* _EXTRACTED RECORDS_
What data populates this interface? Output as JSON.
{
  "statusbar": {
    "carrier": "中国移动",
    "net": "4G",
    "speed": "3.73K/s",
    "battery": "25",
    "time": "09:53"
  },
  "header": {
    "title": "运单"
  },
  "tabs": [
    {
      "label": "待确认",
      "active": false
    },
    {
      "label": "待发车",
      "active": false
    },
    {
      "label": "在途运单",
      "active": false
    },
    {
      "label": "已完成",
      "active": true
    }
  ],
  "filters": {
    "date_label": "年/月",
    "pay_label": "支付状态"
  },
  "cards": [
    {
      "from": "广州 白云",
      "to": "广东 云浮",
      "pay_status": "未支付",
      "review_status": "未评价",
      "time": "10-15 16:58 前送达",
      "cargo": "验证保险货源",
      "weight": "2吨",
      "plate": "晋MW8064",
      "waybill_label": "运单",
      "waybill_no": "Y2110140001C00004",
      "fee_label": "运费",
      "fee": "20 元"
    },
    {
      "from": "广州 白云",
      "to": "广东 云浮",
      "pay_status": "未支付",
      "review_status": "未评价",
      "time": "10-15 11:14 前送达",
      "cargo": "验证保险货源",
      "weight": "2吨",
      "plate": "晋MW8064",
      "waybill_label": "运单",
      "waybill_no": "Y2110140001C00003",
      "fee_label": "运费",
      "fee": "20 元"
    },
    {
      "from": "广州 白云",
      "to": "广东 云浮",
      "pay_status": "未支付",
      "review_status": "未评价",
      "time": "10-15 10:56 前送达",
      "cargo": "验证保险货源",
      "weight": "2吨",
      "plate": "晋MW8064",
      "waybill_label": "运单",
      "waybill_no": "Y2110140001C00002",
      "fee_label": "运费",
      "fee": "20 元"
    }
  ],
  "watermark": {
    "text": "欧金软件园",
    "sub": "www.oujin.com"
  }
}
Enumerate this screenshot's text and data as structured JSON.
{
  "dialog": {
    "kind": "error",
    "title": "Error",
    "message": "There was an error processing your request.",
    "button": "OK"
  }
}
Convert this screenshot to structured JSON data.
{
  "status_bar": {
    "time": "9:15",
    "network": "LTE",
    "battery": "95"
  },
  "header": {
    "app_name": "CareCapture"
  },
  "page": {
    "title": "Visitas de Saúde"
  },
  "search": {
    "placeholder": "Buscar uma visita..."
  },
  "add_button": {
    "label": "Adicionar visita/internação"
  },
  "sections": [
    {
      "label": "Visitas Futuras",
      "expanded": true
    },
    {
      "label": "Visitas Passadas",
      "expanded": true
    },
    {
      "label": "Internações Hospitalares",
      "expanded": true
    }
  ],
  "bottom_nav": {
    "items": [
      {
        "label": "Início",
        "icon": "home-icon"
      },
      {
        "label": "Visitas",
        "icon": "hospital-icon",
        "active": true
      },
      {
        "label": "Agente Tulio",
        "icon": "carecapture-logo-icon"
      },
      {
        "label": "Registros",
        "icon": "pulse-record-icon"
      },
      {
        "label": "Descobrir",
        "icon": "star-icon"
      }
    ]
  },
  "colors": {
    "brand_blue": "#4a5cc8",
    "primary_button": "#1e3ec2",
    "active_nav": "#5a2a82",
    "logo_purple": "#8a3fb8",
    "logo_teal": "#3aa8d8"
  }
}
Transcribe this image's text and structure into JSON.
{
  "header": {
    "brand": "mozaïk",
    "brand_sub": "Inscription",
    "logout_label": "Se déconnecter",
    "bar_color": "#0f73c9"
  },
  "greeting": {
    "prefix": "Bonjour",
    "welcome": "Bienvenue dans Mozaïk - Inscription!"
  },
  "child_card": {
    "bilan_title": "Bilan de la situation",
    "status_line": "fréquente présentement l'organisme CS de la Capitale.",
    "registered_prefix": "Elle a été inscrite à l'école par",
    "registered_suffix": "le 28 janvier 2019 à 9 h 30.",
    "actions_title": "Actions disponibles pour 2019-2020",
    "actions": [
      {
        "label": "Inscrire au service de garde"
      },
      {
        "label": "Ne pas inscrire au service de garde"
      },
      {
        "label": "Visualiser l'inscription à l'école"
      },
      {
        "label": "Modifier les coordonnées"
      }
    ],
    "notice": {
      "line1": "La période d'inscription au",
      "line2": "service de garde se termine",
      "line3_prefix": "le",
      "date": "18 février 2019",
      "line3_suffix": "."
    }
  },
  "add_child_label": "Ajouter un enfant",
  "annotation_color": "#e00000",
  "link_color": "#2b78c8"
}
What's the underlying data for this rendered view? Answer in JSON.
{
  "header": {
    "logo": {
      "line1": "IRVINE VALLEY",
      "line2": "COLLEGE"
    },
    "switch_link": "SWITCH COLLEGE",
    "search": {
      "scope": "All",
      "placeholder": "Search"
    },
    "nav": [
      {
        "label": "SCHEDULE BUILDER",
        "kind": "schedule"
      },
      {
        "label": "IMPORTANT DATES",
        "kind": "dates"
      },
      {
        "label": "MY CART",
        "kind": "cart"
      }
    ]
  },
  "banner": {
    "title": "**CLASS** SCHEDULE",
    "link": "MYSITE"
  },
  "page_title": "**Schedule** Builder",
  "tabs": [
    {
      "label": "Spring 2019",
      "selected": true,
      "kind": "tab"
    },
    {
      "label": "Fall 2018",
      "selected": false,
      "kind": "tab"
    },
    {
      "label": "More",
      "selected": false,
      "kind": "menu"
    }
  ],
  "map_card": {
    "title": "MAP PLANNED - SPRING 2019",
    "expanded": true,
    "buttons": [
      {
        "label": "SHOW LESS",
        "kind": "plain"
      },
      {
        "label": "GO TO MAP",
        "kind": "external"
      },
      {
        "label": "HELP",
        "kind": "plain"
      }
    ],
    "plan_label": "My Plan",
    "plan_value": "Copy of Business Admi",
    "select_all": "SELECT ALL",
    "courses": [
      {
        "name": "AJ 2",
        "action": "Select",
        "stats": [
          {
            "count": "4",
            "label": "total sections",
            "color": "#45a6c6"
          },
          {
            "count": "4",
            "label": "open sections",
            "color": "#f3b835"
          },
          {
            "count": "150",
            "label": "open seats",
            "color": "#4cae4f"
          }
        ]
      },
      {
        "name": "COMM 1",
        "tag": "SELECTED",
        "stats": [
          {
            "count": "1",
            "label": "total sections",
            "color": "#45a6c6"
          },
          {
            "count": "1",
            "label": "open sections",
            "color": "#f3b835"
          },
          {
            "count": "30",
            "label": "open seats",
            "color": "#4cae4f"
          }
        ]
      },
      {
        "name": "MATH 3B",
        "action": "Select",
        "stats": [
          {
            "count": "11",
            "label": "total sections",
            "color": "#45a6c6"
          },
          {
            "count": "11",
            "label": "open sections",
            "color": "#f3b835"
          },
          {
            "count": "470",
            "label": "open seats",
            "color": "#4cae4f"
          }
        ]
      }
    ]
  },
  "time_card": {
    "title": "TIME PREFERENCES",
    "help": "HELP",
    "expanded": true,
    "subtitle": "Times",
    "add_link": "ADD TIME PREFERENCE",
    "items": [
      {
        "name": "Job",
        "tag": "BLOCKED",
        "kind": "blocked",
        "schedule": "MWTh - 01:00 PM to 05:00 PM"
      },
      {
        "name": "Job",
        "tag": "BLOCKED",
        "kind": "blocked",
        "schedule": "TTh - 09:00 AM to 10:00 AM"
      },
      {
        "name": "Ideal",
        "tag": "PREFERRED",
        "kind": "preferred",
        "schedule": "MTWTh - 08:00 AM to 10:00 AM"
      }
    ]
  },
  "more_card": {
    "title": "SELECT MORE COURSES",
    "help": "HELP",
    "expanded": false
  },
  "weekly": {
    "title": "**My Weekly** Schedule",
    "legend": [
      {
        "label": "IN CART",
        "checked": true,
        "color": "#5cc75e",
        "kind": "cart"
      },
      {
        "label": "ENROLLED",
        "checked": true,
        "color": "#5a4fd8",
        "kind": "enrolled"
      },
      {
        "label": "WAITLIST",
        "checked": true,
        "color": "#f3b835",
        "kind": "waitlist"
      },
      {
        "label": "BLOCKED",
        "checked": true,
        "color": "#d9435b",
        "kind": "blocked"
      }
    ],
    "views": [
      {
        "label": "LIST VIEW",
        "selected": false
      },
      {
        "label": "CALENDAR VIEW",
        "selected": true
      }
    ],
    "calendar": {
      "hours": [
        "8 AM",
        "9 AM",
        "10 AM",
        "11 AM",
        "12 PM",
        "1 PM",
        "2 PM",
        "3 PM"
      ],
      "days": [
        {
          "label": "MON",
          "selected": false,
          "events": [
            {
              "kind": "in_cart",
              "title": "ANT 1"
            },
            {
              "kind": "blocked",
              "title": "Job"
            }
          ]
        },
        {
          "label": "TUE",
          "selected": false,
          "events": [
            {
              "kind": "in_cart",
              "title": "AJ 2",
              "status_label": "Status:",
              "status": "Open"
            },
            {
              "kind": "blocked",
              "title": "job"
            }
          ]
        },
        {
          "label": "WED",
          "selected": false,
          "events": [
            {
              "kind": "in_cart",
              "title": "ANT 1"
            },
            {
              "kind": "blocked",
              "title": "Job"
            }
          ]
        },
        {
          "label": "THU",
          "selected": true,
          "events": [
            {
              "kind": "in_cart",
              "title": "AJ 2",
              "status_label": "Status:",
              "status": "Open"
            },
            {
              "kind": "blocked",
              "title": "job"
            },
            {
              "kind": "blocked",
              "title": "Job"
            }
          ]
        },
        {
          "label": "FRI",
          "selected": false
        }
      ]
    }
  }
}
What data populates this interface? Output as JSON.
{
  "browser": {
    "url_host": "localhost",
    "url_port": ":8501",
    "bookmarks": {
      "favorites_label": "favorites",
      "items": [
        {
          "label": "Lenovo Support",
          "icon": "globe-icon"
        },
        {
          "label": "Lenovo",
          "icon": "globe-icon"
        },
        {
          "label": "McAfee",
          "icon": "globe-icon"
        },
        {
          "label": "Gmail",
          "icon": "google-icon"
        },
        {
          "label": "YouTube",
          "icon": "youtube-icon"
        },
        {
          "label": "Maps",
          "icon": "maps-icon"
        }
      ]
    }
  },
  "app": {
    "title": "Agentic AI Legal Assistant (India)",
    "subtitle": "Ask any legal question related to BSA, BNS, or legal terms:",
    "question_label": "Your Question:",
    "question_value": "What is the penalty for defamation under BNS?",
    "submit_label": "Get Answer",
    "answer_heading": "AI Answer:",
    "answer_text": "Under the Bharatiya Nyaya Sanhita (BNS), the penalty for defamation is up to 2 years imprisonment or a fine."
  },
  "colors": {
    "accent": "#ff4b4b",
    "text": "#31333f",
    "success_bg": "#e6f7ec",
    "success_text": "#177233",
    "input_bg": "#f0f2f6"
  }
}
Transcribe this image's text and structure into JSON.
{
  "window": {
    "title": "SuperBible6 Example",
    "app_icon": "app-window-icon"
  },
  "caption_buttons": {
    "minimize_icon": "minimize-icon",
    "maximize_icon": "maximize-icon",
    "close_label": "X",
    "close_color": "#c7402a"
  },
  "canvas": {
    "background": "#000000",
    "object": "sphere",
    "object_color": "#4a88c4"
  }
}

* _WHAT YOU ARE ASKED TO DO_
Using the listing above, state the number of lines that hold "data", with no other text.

* _ANSWER TO THE PROBLEM_
5